Kotlin and Spark


Kotlin is a new programming language from Jetbrains, the makers of some of the best programming tools in the business, including Intellij IDEA, an IDE for Java and other languages. As a leader in the Java community, Jetbrains understands the pains of Java and the many benefits of the JVM. Not wanting to throw the baby out with the bathwater, Jetbrains designed Kotlin to run on the JVM to get the best out of that platform.

They didn’t constrain it to this runtime, however — developers can also compile their Kotlin code into JavaScript, allowing it to be used in environments like Node.js. To work with untyped and typed environments like these, Kotlin is statically typed by default, but allows developers to define dynamic types as well. This balance provides great power and many opportunities.

2.Why Kotlin?

Mike Hearn does a spectacular job explaining why you should consider using Kotlin. In his article, he lists the following reasons:

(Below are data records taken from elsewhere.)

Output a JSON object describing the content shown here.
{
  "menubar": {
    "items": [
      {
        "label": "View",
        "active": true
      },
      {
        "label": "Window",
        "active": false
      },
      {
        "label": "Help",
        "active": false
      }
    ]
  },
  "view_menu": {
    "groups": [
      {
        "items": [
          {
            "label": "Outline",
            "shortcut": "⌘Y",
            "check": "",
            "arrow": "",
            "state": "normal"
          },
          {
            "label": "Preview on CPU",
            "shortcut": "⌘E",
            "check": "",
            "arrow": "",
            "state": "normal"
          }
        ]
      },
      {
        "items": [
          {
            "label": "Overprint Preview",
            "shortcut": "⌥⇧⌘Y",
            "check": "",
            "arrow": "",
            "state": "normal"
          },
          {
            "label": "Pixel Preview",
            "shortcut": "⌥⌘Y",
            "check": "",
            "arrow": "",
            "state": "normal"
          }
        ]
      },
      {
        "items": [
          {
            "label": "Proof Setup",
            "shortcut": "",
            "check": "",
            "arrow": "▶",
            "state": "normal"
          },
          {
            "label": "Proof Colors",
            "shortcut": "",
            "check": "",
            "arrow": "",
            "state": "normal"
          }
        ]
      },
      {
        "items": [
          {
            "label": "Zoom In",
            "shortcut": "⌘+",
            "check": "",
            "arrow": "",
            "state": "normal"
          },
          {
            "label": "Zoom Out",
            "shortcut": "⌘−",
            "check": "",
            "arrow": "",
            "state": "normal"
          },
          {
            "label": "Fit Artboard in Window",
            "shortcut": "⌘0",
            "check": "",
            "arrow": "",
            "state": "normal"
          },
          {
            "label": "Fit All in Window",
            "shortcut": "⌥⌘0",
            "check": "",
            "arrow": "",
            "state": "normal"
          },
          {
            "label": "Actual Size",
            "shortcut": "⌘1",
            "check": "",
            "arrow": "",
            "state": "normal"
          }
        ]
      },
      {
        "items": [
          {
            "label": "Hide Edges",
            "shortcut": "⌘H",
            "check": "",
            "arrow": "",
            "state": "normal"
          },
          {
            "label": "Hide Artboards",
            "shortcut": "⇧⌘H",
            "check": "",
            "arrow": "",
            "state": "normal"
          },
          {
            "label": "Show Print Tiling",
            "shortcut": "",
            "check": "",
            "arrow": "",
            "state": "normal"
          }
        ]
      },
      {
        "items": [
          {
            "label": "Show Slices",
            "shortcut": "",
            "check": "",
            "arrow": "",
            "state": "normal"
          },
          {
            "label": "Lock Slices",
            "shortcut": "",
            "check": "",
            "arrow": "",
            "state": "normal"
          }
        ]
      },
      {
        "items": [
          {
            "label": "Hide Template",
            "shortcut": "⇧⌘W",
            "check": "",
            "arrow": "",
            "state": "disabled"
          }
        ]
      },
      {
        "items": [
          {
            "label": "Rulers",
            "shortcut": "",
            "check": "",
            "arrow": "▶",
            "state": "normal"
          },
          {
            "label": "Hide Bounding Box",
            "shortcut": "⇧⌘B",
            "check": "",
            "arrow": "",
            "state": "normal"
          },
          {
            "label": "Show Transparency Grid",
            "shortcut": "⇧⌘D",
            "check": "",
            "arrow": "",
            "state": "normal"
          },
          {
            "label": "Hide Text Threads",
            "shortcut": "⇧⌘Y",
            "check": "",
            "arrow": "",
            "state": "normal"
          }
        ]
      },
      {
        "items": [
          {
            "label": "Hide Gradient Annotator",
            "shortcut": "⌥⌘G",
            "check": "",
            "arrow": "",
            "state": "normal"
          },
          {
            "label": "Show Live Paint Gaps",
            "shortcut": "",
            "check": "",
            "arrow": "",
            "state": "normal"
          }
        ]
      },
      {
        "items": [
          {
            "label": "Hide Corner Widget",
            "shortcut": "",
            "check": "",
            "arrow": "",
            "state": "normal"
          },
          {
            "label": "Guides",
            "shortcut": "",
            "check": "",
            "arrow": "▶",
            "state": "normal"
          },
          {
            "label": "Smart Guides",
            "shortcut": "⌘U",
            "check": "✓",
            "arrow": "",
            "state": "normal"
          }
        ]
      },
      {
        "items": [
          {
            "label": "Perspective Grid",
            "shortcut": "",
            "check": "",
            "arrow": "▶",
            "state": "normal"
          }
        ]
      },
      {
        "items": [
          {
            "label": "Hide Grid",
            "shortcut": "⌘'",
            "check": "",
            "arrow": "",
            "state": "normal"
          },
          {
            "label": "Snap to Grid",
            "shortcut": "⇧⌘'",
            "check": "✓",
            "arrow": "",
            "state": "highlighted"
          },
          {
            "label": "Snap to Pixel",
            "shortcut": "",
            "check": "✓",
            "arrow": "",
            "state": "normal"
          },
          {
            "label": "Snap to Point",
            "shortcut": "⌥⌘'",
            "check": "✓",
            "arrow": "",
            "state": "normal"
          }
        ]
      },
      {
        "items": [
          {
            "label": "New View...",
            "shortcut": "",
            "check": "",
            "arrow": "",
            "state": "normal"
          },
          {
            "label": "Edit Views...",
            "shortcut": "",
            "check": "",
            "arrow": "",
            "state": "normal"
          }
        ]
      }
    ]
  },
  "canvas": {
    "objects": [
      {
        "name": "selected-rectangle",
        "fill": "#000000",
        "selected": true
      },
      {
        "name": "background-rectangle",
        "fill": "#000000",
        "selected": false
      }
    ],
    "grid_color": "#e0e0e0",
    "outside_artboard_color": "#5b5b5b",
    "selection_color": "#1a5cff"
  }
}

  • Kotlin compiles to JVM bytecode and JavaScript
  • Kotlin comes from industry, not academia
  • Kotlin is open source and costs nothing to adopt
  • Kotlin programs can use existing Java or JavaScript frameworks
  • The learning curve is very low
  • Kotlin doesn’t require any particular style of programming (OO or functional)
  • Kotlin can be used in Android development in addition to others where Java and JavaScript work
  • There is already excellent IDE support (Intellij and Eclipse)
  • Kotlin is highly suitable for enterprise Java shops
  • It has the strong commercial support of an established software company

3.the API’s entry point

fun main(args: Array<String>) = api(composer = ContainerComposer())
            path("/login", to = LoginController::class, renderWith = "login.vm"),
            path("/authorize", to = AuthorizeController::class, renderWith = "authorize.vm"),
            path("/token", to = TokenController::class))

Run it:

When this main method is executed, Spark will fire up a Web server, and you can immediately hit it like this:


We get in browser:

## 4.Functions and Constructors To create our Domain Specific Language (DSL) for hosting APIs, we’re using several of Kotlin’s syntactic novelties and language features. Firstly: + Constructors: In Kotlin, you do not use the new keyword to instantiate objects; instead, you use the class name together with parenthesis, as if you were invoking the class as a function (a la Python). In the above snippet, a new ContainerComposer object is being created by invoking its default constructor. + Functions: Functions, which begin with the fun keyword, can be defined in a class or outside of one (like we did above). This syntax means that we can write Object Oriented (OO) code or not. This will give you more options and potentially remove lots of boilerplate classes. + Single expression functions: The fluent API allows us to wire up all our routes in a single expression. When a function consists of a single expression like this, we can drop the curly braces and specify the body of our function after an equals symbol. + Omitting the return type: When a function does not return a value (i.e., when it’s “void”), the return type is Unit. In Kotlin, you do not have to specify this; it’s implied. ### resources: + [https://kotlinlang.org](https://kotlinlang.org/) + [http://sparkjava.com](http://sparkjava.com) + http://nordicapis.com/building-apis-on-the-jvm-using-kotlin-and-spark-part-1/
Written on November 1, 2015